Regardless of where you’re drafting, I recommend trying to trade for the 1.05 position; If you’re drafting 1.01–1.04, trade back to the 1.05 and acquire more draft picks. If you’re drafting 1.06 or later, trade up and give less than you would for any of the consensus top four picks. In conclusion, the reason the 1.05 is the “sweet spot” in rookie drafts is obvious to me…You are getting a discount from the top four in this class, and you’re getting the consensus number one prospect in this class based on ADP data from as recent as February in Dalvin Cook. If you’re hesitating to make a move for the 1.05, ask yourself: “How important was that three-cone time?”…and then turn on some tape! Happy drafting everyone!

“Celebrity Eliminator”

As you may have heard the fantasy community is doing its part to help ensure that as many underprivileged children as possible get to celebrate Christmas this year. Continuing the great work started by DLF’s Jeff Miller, Scott Fish has grown the #FantasyCares Charity Leagues into an amazing success that allowed over $6,000.00 in presents to be given to children in 2016.

This year John Bosch decided to expand on this and is running the the “Celebrity Eliminator” contests.

For just $10 you get to draft with and against some of the most notable fantasy minds in our industry.

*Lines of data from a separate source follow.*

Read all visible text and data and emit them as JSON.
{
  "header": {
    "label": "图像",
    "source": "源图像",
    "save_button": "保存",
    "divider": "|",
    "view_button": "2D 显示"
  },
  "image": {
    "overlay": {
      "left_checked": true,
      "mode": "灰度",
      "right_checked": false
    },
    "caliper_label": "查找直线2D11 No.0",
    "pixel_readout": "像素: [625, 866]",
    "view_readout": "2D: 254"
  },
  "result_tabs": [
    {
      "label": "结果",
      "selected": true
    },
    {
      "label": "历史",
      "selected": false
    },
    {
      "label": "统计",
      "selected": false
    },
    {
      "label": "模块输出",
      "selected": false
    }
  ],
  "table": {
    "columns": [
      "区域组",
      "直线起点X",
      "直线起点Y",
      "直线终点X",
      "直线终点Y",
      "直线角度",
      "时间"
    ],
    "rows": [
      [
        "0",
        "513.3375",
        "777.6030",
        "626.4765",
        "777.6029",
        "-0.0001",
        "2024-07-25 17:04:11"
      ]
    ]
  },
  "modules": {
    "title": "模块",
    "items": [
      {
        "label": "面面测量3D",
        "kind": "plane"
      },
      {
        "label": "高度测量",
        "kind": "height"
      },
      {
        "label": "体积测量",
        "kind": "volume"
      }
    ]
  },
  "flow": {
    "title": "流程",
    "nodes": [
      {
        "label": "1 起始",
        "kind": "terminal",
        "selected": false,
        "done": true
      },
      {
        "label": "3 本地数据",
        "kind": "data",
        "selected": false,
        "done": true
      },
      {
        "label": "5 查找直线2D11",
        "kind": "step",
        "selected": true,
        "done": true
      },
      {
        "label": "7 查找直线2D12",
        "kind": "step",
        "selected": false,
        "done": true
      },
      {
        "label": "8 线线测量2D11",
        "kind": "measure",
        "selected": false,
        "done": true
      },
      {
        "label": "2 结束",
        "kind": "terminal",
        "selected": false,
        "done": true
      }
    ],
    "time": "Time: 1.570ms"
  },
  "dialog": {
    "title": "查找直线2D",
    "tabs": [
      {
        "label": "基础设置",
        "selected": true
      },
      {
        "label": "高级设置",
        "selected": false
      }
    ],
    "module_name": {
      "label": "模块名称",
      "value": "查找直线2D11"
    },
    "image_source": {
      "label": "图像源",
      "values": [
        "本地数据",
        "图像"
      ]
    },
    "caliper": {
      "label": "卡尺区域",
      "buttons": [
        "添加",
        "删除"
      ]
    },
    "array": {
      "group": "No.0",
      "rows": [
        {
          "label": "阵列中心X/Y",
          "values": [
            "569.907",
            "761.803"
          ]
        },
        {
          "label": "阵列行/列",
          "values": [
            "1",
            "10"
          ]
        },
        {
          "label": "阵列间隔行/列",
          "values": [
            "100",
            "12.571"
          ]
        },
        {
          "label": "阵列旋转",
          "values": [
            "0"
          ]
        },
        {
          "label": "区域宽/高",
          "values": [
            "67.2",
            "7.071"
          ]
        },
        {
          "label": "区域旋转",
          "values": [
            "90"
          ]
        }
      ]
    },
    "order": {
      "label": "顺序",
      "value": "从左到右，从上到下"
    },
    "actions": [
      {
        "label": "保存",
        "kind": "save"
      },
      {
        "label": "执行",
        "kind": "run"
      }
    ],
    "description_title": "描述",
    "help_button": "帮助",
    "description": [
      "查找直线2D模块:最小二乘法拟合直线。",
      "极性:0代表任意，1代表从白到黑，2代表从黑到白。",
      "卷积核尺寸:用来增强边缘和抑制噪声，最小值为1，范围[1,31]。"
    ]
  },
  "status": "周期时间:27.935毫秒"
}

You can sign up via the link below and challenge yourself against:

Alex Gelhar

Nathan Powell

George Kritikos (and he doubled his pot so you can win twice as much)

One celebrity not enough?! You can play entire podcasts!

DHH (Dynasty Happy Hour)

DLF (Dynasty League Football)

Dynasty Life

UTH (Under the Helmet)

Sign up here: http://fantasycares.net/

League Rules:

Bestball Draft

  • Each week the lowest scorer is eliminated
  • Unique lineup and scoring
  • 1 team per person per celebrity league. 16 teams + one celebrity that is paid for.

Payouts:
 $100 to
fantasycares.net
 
$50 to champion
 $10 to runner up


Originally published at dynastyfootballfactory.com on June 28, 2017.